How to avoid the fake news machine and the fake facts
It’s not surprising that fake news is one of the top stories on the web.
And it’s not just fake news, either.
It’s also lies, misinformation, propaganda, and other distortions.
That’s why it’s so easy for a fake news site to turn a lot of the attention on itself and on the person who wrote it.
So it’s a good idea to keep a list of the sources of these stories and to check the stories that have been proven to be fake.
But the biggest challenge comes when you’re trying to understand what’s actually going on.
How to spot fake news on Facebook and other social media The fact that so many of the fake stories we see on Facebook are real is a pretty big clue that something’s really wrong.
But how do you know when a post is fake?
Here are some tips for spotting fake news.
When you see a post that looks like it came from someone you know or that someone else has shared on Facebook, it’s probably fake.
You can tell if it’s from a fake account by looking at the language, the content, or the format of the post.
In the example above, the post has been tagged with “Trump is a racist.”
That means that the user who wrote the post isn’t really a Trump supporter, but someone who shares content that aligns with the views of the Trump administration.
When someone posts content that’s fake, it could be because of a miscommunication or because the user is using a fake Facebook account.
The person who shared the post could be someone from outside the United States.
Or, it might be someone who has a different view of politics than the person in the screenshot above.
The fake news story might have come from an outlet that has no relationship to you or your friends, and the person posting it might not even know you.
So if you see something like that, you’re probably not seeing the real deal.
But you can check to see if a post was originally shared from a page you know well.
To do that, open the Facebook app, tap “Edit,” and tap “Posts.”
Under “Account,” tap “Add.”
You’ll see a list called “Contacts,” and in it, tap the name of the account that created the post, and then tap “Controll.”
On the next screen, tap your friend’s name.
On the first screen, click “Edit.”
On that screen, under “Controlling,” you’ll see “Edit this post.”
If you click “Add,” your friend will be added to the “Controllers” list, and they’ll be able to share the post to other friends.
(The “Controlled” status means that your friend is now part of a group.)
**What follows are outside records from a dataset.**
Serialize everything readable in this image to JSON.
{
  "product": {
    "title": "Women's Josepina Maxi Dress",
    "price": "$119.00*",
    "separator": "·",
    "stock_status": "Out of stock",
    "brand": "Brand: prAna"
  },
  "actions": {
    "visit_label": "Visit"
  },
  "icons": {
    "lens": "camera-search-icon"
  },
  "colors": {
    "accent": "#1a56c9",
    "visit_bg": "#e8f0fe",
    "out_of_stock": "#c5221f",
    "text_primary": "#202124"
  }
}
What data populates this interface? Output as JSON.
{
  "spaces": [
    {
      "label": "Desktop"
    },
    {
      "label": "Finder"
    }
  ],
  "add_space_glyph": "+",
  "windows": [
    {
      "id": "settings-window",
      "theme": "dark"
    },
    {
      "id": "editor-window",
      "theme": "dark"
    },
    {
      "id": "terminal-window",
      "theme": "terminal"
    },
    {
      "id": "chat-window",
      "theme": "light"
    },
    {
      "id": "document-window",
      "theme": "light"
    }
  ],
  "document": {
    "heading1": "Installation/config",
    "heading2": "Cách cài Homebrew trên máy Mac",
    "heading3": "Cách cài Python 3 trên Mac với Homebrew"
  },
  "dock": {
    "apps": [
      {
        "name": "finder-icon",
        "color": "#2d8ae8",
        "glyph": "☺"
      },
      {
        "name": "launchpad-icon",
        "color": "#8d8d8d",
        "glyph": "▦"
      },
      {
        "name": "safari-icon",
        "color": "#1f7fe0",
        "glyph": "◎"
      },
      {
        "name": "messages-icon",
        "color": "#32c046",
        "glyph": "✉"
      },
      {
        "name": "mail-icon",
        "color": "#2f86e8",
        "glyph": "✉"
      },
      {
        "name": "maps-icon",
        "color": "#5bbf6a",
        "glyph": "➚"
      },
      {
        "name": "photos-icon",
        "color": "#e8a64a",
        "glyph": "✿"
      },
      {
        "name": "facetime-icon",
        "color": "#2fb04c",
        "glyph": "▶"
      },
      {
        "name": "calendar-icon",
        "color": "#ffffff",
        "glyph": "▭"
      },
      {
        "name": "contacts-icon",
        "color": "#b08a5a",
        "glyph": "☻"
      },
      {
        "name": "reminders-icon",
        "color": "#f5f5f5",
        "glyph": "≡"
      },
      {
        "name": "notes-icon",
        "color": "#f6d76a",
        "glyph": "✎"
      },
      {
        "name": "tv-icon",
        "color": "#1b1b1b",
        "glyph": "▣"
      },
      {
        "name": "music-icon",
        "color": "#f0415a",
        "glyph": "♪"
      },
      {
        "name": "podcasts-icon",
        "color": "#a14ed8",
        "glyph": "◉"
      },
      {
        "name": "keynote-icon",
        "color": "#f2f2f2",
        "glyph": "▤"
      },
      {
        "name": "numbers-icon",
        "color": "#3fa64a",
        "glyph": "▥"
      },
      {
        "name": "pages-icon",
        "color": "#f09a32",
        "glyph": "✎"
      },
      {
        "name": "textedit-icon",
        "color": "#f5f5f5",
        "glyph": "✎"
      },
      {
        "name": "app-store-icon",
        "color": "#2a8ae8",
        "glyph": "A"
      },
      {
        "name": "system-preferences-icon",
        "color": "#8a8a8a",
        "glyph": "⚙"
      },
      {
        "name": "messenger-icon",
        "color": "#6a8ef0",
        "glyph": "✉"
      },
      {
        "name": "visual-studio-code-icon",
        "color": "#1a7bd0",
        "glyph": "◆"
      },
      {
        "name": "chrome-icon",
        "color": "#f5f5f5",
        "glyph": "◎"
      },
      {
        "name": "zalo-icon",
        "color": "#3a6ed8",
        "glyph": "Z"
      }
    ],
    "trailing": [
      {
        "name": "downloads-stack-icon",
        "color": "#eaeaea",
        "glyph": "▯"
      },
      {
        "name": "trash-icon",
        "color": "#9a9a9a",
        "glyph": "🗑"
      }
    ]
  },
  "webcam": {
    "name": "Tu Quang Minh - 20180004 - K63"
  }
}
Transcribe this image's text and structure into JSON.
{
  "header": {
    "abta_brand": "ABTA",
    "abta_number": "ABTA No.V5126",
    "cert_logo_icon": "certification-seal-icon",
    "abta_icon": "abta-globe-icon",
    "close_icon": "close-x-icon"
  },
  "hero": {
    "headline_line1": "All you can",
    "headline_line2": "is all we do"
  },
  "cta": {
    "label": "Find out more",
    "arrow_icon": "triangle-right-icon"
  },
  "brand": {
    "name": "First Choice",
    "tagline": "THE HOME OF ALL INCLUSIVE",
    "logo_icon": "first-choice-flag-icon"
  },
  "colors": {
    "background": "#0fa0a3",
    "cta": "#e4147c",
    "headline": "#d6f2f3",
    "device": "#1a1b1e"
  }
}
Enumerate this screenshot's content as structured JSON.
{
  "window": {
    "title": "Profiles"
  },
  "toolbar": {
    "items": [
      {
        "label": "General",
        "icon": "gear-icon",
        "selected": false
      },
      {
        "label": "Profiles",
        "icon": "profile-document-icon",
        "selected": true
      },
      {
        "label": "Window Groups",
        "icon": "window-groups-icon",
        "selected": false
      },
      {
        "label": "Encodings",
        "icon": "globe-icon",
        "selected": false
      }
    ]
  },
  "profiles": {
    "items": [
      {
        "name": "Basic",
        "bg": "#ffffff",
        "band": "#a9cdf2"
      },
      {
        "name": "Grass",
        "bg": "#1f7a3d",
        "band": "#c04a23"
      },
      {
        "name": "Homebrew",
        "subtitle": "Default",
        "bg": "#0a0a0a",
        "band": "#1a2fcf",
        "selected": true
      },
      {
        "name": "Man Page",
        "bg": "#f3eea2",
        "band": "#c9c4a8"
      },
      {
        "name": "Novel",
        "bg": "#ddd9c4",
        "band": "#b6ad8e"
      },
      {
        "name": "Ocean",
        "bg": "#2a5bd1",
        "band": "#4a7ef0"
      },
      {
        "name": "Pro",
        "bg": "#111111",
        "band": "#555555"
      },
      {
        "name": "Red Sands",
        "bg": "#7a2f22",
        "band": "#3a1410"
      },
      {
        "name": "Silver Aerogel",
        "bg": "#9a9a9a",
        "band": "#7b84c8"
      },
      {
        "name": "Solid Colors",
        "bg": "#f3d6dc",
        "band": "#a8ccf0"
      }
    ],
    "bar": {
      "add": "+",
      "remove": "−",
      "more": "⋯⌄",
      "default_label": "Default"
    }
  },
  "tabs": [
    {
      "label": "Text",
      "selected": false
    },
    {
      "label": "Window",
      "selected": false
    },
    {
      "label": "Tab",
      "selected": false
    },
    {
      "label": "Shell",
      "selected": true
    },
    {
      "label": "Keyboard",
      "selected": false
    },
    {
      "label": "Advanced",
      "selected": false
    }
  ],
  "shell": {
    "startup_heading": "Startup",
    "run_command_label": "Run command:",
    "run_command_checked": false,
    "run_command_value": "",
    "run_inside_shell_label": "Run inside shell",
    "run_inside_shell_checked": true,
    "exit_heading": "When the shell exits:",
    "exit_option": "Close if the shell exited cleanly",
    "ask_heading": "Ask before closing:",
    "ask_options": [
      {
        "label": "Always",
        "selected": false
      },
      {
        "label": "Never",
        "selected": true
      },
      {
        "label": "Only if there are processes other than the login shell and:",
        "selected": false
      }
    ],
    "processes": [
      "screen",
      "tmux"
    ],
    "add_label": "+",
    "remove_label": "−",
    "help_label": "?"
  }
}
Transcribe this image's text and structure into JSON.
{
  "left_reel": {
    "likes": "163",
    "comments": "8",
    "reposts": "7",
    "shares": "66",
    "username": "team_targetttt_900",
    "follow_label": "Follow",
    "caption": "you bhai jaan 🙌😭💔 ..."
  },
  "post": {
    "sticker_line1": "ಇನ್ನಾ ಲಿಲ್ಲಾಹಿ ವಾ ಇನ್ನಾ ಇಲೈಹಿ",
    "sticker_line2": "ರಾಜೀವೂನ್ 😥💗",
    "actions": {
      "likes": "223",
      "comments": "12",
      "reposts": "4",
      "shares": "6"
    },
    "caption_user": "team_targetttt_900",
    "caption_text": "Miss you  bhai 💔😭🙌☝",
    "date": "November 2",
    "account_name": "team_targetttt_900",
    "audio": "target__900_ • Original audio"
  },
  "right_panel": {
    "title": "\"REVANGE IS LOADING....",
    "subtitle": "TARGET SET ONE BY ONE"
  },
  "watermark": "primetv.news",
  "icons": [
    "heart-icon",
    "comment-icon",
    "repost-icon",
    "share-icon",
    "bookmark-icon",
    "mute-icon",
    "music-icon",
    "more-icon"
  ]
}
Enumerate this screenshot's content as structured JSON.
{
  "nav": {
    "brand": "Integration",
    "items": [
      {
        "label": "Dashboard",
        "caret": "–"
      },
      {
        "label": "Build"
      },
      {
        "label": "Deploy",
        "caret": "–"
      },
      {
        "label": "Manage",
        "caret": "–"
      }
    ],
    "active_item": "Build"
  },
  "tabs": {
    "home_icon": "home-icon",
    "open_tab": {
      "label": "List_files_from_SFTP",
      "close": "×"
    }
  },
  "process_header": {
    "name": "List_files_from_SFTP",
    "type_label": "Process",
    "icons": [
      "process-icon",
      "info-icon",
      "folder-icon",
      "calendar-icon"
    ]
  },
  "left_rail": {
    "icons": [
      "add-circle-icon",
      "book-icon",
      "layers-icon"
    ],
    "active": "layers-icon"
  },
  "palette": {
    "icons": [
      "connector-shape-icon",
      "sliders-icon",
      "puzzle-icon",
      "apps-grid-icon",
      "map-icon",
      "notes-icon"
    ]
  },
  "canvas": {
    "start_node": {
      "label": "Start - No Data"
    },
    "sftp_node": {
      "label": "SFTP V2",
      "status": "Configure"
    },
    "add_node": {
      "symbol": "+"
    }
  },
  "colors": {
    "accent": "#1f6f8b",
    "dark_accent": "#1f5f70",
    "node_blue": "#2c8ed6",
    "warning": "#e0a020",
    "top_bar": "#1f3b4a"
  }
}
You’ll then see the post’s status change from “Contained” to “Published.”
If your friend has added your friend to the Controllers list, you can then add the user to the News Feed.
And if the person has deleted the post from Facebook, the user can still see it on their Facebook profile.
To check for any content that is fake, tap on the “View” tab on the left side of your news feed, then tap the “Edit” icon.
If the post appears to be from a trusted source, it probably was created from a shared page, and it’s likely that the person sharing the content has your permission.
If you don’t know if it was created by a trusted or a fake source, you might need to try a search to see for yourself.
But as you start to spot more and more fake stories, you’ll probably start to see more and better sources.
In other words, fake news stories are becoming increasingly common, and people are sharing more of them.
How do you find the source of a fake article?
The best way to find out what a fake story is is to check for it yourself.
If a post looks like a post from someone else, it likely comes from a site you know.
(But even if you don, it doesn’t necessarily mean the post is from someone who doesn’t know you.)
So if someone shared a story that looked suspiciously like yours, you could use a simple Google search.
The first step is to enter the person’s name and email address into a search engine.
Google will then return a list that looks something like this: “fake news source,name of person,email address,date created.”
If a link appears in the results, you’ve found a fake post.
But if you get no results, it may be a site that you’re familiar with that is also using the same tool.
If that’s the case, you should look around for a reputable source, like a reputable news source like Mother Jones or the New York Times.
If it turns out that the source is legit, you may be able find a reputable publication that’s also using that tool.
To get to the next step, you need to get an email from the person you’re contacting